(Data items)
= = = = = = =
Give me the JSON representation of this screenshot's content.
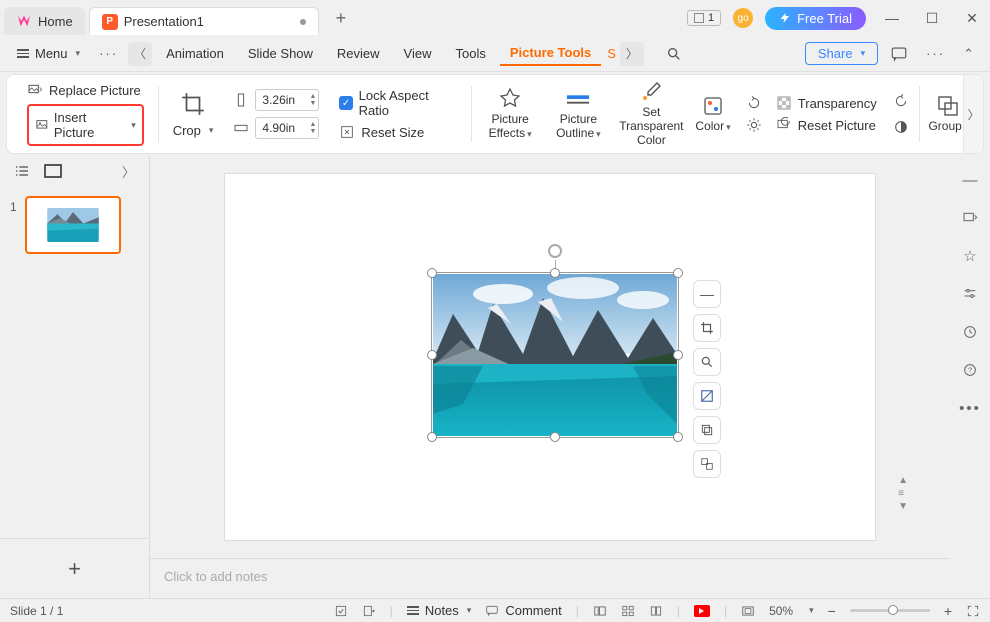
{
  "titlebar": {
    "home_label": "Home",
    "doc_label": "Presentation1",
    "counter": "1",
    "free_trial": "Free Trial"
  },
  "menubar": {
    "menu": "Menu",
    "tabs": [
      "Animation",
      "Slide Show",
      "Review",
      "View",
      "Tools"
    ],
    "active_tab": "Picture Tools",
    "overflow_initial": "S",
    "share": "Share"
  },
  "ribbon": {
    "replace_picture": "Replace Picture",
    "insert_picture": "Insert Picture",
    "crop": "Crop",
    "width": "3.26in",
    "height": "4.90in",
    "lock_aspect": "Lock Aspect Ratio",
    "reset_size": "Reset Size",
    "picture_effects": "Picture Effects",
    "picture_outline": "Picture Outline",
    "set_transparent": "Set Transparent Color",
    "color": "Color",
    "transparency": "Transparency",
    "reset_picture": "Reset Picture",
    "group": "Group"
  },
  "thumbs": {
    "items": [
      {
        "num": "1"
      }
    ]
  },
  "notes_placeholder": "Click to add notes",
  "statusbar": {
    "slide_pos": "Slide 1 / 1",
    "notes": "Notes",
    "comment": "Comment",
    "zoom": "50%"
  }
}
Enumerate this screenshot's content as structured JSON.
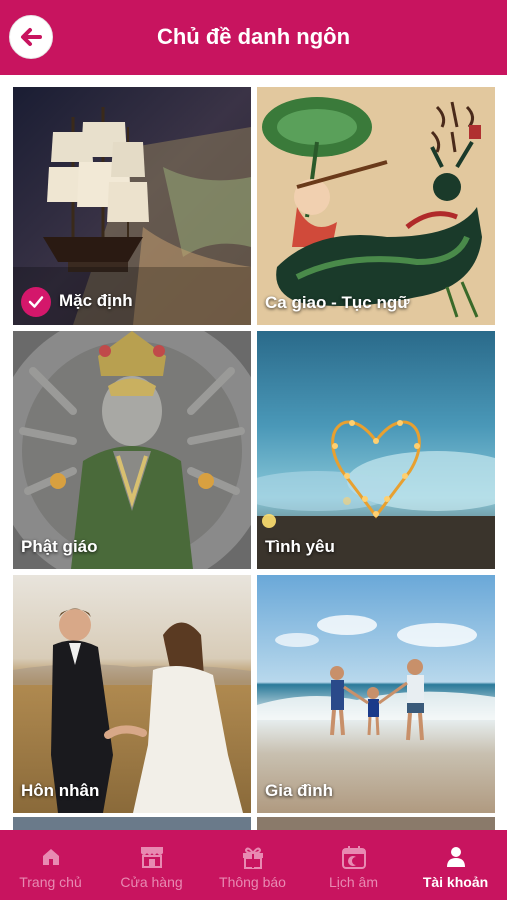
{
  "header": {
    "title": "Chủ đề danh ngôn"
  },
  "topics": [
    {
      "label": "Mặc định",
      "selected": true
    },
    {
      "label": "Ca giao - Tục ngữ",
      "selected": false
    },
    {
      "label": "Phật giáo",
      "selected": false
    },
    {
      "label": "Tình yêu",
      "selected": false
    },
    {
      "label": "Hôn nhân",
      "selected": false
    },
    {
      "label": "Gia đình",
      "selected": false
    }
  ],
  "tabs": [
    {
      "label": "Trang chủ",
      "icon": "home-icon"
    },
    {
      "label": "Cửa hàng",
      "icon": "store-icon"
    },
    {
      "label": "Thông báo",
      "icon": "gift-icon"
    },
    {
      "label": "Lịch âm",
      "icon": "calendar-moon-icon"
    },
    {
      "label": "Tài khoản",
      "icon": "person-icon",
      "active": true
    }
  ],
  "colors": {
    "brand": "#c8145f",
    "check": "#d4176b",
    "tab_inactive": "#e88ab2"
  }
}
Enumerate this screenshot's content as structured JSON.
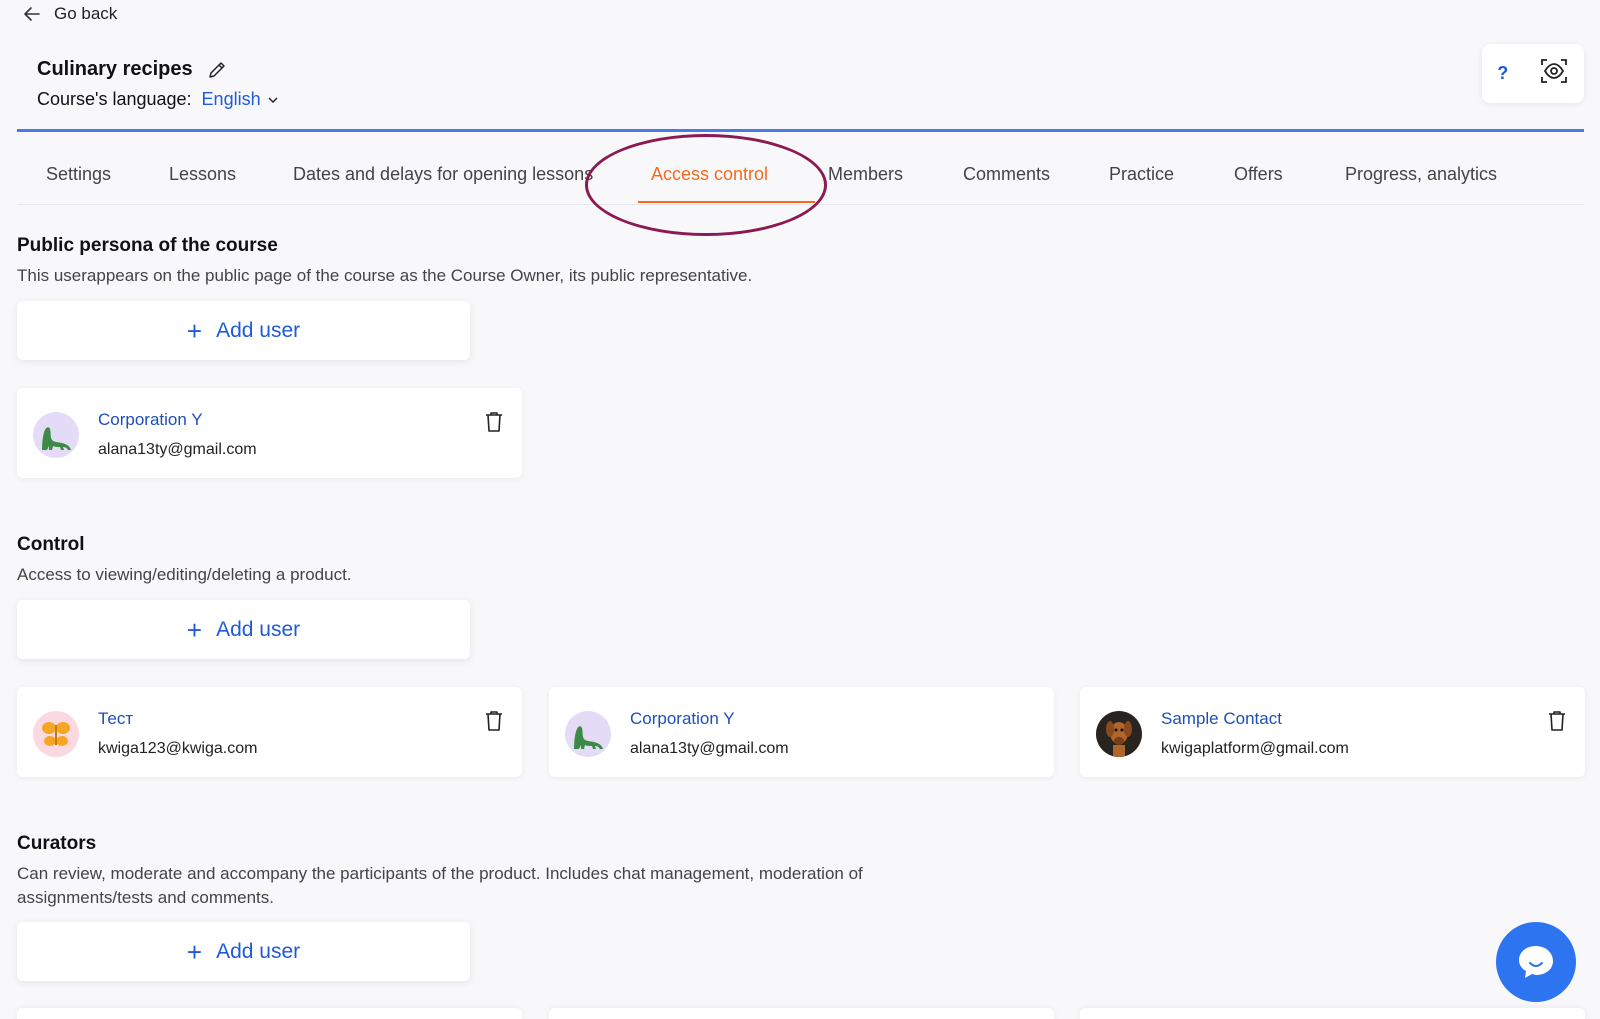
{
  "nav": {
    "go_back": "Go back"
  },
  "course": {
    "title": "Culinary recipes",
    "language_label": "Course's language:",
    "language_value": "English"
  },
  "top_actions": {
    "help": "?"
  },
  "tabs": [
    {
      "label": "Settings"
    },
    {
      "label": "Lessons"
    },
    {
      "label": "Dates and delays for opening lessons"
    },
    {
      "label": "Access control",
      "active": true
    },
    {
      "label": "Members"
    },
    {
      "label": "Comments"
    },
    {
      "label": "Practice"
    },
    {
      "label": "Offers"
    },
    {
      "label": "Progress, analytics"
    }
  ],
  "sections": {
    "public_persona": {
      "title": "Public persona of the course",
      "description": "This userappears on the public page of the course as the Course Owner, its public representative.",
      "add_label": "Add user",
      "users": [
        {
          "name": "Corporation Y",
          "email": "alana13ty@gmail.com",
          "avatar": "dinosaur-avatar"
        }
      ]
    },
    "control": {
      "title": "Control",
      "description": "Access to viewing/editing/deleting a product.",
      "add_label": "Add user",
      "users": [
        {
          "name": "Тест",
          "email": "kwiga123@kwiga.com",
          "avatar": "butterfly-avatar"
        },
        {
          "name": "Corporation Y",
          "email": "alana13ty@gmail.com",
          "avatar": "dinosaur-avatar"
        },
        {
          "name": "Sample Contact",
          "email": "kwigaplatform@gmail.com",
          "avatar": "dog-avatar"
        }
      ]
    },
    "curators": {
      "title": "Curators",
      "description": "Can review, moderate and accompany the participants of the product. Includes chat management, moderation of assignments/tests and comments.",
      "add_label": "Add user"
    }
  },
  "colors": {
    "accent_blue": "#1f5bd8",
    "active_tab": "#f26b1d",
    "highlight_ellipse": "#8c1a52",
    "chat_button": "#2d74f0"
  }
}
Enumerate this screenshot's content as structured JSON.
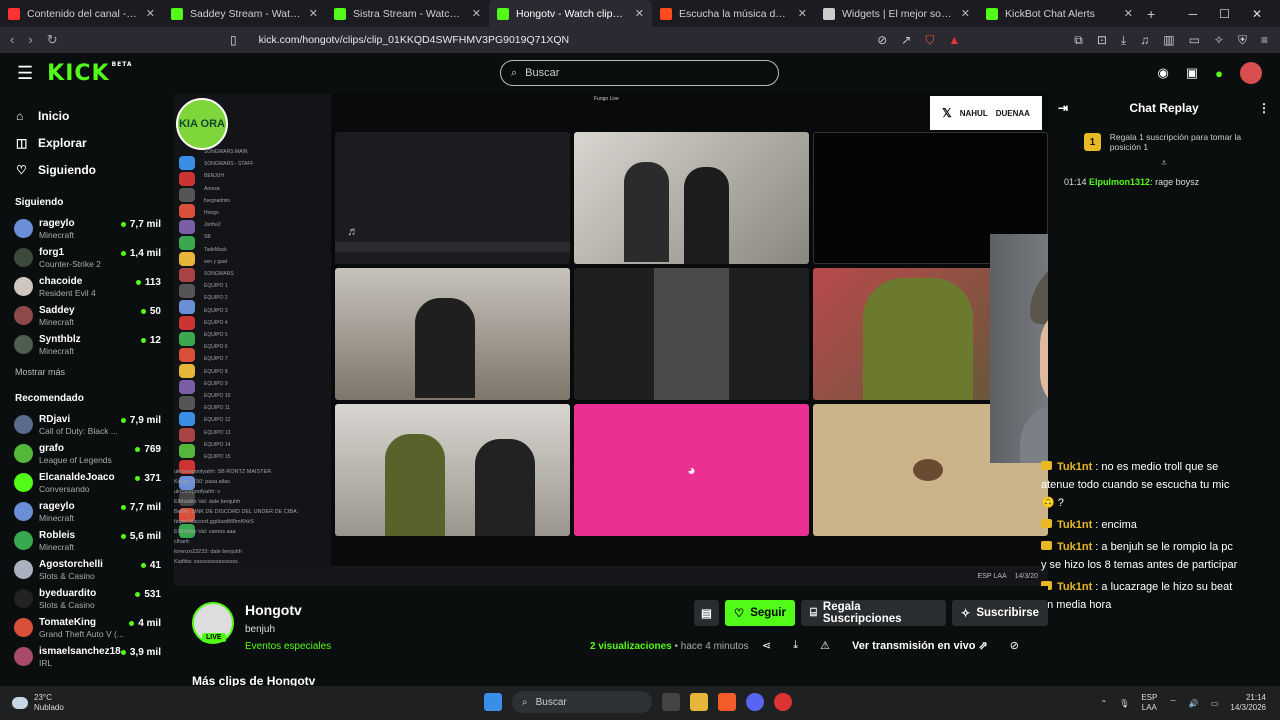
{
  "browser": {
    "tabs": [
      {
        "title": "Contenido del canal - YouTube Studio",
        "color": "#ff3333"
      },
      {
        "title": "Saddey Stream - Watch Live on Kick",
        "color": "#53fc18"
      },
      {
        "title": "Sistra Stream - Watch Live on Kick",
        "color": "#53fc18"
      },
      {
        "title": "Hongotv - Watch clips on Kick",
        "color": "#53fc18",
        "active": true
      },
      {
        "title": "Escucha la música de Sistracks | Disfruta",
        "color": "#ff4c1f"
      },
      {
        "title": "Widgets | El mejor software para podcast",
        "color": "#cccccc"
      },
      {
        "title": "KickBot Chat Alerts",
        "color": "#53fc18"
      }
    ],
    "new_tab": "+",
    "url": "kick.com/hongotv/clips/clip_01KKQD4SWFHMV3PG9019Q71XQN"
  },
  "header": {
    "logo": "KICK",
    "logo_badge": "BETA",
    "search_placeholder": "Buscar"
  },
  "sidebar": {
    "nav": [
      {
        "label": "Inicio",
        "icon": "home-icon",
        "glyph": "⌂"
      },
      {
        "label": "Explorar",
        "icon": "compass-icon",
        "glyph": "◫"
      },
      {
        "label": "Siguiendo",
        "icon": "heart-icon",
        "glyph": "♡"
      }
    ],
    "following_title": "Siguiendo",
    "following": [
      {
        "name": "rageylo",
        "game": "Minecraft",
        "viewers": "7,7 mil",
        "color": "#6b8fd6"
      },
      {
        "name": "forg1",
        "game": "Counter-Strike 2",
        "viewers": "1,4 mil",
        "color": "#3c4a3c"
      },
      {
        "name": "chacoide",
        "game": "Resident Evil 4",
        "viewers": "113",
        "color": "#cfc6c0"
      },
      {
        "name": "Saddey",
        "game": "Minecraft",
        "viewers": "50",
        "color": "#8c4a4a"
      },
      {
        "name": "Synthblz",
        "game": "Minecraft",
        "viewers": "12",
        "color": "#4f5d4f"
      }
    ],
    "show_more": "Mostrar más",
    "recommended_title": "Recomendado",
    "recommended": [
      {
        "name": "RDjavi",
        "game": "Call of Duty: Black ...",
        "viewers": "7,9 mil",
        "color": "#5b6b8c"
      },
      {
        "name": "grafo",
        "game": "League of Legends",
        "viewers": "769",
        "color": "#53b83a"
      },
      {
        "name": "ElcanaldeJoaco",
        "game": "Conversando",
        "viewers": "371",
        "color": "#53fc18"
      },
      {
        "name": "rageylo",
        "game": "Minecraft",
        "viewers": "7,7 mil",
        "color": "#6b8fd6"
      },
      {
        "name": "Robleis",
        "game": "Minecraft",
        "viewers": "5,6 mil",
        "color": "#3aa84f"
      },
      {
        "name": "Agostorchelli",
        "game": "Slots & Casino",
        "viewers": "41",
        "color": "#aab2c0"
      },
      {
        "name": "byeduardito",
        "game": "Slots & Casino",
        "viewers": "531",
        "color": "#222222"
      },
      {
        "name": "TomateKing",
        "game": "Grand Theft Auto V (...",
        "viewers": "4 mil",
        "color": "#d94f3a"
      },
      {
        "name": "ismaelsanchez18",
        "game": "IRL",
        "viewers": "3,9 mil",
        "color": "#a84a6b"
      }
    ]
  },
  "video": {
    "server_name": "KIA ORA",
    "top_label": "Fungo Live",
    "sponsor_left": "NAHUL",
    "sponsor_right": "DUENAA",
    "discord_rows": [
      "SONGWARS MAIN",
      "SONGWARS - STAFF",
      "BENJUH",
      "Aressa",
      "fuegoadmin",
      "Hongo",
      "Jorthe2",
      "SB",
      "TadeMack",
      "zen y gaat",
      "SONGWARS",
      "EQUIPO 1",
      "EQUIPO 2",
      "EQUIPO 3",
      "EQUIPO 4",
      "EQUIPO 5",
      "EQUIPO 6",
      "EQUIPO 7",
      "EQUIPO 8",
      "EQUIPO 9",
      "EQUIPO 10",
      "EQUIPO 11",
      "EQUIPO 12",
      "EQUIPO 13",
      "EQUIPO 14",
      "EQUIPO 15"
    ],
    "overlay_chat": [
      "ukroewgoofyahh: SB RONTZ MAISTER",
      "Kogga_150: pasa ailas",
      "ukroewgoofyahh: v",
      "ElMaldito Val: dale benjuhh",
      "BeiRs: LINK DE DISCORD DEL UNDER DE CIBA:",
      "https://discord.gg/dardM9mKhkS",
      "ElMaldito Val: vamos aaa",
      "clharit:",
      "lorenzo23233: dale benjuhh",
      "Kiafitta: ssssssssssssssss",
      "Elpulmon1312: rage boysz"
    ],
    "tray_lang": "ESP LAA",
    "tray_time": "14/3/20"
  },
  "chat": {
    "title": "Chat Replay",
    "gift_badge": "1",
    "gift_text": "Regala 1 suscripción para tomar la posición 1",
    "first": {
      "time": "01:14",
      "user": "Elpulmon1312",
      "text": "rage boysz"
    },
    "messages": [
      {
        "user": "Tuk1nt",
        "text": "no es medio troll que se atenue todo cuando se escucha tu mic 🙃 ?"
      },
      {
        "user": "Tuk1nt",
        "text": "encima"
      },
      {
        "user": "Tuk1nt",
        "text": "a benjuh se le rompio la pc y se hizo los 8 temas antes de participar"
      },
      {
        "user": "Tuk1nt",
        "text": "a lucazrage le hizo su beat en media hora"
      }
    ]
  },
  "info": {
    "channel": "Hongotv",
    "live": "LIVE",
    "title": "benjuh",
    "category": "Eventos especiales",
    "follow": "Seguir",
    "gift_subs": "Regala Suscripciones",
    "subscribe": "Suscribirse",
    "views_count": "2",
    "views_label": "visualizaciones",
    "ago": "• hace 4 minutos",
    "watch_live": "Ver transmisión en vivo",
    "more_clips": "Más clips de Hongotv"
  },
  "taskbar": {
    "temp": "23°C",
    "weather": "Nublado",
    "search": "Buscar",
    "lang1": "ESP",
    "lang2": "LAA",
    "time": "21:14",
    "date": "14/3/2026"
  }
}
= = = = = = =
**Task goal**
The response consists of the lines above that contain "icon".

**Your response**
      "icon": "home-icon"
      "icon": "store-icon"
      "icon": "gift-icon"
      "icon": "calendar-moon-icon"
      "icon": "person-icon",
        "icon": "home-icon",
        "icon": "compass-icon",
        "icon": "heart-icon",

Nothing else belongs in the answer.